Nevertheless, the US-ROK alliance must avoid appearing weak even as it seeks diplomatic solutions to guarantee peace and security for the Korean peninsula. As I wrote earlier, “in order for diplomatic endeavors to be sustainable in the long-run, they must be backed up by a credible threat of coercion.” With or without the OPCON, there are several ways in which the US-ROK alliance can effectively deter future DPRK aggressions. One such option, as I’ve written earlier, would be for the United States Pacific Fleet and the ROKN, along with the JMSDF, to form a combined fleet whereby the three navies “would may share their unique resources and cultures to develop flexible responses against future threats by Kim Jŏng-ŭn.” Second would be to allow the ROK JCS Chairman to assume command of the CFC with the top American general serving as his deputy as was proposed in June during a ministerial meeting held between Secretary of Defense Chuck Hagel and Defense Minister Kim Kwan-jin. However, at this juncture, according to the Washington Post, “the 28,500 U.S. troops here will not fall under the command of the South…[since] the United States and South Korea will have separate commands.” Third, to proactively deal with possible DPRK missile attacks, the US-ROK alliance, together with Japan, can develop a collective missile defense system. Fourth, as retired Admiral James Stavridis argues, since the world has converged into smaller communities through globalization, we must take the fight to our adversary by “follow[ing] the money [to upend] threat financing” abroad and at home. Last but not least, since the DPRK’s recent asymmetric attacks against the US-ROK alliance have been waged on cyberspace to cripple their infrastructures, the US-ROK alliance, in tandem with the international community, can work together to enhance their cyber security.
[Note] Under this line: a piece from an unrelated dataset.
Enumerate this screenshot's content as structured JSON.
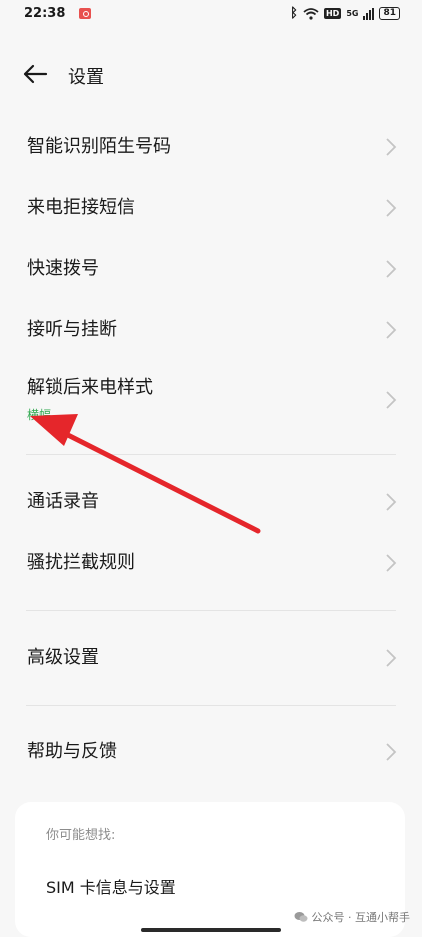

Despite unfounded fears among retired officers and conservative analysts that the OPCON transfer may considerably weaken South Korea’s security, it does not mean that the United States will completely withdraw from the Korean peninsula. Nor does the ROK resemble South Vietnam after the Paris Treaty of 1973. That is, the ROK remains an economically and politically stable nation. With new transition come new opportunities for innovative growth. For the ROK, OPCON transfer just may present such opportunities to protect itself from further aggression by Kim Jŏng-ŭn.
Jeong Lee is a freelance international security blogger living in Pusan, South Korea and is also a Contributing Analyst for Wikistrat’s Asia-Pacific Desk. Lee’s writings have appeared on various online publications, including East Asia Forum, the Georgetown Journal of International Affairs and the USNI Blog.